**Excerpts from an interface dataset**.
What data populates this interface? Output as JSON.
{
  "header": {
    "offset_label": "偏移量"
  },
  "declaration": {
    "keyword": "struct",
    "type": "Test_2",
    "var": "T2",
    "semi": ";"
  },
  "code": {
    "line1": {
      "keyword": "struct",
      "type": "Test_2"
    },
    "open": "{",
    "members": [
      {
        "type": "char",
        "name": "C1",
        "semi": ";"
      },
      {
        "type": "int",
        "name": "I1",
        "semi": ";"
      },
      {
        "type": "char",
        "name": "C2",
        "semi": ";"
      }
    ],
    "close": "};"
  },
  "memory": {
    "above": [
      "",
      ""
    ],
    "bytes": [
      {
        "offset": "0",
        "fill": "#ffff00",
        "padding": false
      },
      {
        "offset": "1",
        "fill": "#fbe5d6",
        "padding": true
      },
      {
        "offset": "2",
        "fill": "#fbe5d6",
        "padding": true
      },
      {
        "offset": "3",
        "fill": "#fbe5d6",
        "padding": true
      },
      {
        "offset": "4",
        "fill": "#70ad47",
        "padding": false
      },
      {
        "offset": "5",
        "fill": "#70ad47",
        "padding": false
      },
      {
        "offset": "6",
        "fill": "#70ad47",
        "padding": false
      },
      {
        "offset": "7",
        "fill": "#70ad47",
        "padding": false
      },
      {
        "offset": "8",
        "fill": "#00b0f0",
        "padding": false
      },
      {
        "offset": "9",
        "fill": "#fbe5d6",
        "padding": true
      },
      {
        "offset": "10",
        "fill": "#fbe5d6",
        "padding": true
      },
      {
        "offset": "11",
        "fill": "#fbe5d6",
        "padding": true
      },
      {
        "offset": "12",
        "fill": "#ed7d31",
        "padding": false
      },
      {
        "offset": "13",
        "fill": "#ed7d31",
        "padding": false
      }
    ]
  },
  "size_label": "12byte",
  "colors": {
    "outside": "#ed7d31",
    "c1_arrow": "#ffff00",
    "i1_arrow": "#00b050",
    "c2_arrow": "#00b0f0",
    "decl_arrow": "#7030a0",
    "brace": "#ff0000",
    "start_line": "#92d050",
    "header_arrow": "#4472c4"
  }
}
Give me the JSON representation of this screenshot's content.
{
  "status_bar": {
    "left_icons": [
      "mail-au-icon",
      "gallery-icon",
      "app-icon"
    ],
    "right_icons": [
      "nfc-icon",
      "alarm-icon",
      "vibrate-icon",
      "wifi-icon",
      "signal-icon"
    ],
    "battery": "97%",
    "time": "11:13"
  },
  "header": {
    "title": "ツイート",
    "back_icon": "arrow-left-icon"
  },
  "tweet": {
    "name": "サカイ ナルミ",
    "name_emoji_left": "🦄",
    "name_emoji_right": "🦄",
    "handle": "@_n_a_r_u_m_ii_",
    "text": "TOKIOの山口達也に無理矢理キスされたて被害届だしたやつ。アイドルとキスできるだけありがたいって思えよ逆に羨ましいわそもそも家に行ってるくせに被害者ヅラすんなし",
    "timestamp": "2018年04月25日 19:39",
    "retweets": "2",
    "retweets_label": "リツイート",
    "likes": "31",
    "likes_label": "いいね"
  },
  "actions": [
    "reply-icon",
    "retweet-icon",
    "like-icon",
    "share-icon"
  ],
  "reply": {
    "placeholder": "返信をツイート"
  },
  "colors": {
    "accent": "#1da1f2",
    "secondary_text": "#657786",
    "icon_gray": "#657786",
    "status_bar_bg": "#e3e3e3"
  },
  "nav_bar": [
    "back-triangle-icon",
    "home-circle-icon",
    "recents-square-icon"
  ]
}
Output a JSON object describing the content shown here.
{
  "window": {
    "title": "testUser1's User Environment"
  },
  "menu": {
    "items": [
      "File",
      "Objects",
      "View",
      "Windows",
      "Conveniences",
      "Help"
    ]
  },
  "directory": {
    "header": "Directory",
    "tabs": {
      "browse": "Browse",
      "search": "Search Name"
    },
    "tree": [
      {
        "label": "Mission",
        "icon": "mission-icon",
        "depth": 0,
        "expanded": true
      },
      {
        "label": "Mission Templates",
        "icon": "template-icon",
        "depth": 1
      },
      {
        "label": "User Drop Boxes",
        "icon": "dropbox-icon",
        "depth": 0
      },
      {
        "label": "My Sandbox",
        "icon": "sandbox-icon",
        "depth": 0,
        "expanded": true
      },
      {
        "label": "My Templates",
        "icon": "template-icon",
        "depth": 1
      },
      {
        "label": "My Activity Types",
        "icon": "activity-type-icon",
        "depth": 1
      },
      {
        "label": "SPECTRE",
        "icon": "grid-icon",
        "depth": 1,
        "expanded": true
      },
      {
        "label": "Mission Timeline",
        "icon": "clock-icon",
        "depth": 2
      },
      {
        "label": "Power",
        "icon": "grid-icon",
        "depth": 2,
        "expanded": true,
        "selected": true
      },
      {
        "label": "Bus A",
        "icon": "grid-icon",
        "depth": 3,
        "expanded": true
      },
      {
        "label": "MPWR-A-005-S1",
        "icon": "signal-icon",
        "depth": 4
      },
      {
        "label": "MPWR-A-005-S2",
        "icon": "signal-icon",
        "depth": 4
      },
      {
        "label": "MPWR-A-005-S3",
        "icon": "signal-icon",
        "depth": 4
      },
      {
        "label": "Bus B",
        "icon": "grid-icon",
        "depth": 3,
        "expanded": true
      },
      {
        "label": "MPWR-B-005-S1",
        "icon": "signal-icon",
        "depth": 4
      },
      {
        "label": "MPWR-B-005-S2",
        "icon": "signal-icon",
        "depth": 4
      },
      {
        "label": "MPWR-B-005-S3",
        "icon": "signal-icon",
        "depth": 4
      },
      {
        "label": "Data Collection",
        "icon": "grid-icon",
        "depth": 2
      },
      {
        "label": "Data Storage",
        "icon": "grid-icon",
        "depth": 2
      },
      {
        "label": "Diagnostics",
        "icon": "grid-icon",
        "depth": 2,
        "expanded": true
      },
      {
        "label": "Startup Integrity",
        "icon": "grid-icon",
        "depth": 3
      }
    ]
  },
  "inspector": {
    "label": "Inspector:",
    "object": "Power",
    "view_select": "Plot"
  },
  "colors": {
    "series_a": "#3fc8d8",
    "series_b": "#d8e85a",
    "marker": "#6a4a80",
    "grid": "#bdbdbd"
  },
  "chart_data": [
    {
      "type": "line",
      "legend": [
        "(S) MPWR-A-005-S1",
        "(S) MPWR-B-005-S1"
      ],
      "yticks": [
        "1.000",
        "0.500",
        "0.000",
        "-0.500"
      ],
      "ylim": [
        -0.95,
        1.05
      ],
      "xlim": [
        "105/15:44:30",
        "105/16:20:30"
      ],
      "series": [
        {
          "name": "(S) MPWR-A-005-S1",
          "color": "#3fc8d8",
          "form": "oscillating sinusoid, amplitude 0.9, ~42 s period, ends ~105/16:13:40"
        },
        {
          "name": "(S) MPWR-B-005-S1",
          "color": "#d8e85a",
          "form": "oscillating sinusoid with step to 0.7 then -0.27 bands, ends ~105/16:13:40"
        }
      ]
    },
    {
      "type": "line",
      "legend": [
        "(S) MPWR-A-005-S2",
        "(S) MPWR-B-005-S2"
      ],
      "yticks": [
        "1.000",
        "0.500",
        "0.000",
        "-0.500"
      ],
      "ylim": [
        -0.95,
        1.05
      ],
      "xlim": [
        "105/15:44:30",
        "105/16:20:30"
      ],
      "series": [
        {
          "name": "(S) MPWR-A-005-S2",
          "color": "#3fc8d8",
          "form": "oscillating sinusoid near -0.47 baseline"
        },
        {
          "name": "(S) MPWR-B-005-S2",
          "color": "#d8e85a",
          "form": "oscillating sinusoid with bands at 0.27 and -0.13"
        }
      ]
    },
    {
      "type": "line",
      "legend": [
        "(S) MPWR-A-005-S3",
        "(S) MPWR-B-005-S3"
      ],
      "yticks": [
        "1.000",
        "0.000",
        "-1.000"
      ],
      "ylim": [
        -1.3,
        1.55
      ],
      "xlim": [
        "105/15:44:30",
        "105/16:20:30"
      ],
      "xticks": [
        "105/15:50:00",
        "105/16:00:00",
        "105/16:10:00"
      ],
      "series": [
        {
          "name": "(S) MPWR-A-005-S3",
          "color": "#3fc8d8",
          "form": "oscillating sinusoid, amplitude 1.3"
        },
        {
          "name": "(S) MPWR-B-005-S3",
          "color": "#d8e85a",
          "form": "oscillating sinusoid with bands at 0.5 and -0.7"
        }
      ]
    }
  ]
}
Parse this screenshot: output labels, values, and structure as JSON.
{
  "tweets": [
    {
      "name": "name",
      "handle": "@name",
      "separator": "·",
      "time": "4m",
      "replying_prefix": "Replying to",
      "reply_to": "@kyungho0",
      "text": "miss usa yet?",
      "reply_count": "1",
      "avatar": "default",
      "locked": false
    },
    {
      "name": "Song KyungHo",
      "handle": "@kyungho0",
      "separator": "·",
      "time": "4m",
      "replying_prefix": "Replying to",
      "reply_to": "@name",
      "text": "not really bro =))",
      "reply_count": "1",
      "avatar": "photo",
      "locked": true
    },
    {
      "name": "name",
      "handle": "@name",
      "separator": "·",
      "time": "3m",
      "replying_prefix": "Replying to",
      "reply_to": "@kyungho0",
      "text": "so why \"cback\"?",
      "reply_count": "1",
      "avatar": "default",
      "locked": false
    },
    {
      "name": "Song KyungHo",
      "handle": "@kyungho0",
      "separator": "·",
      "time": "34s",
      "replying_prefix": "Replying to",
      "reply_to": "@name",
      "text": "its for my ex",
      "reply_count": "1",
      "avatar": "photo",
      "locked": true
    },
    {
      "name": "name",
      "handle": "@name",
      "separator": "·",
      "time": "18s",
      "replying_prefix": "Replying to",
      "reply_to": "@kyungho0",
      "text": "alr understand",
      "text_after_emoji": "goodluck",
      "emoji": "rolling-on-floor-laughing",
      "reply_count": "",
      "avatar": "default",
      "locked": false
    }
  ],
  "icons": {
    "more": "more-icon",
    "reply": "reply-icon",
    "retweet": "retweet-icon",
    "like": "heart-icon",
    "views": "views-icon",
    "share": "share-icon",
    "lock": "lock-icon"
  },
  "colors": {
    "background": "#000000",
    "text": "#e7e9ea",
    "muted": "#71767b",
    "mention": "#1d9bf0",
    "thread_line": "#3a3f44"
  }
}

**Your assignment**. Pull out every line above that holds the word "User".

**Result**.
    "title": "testUser1's User Environment"
        "label": "User Drop Boxes",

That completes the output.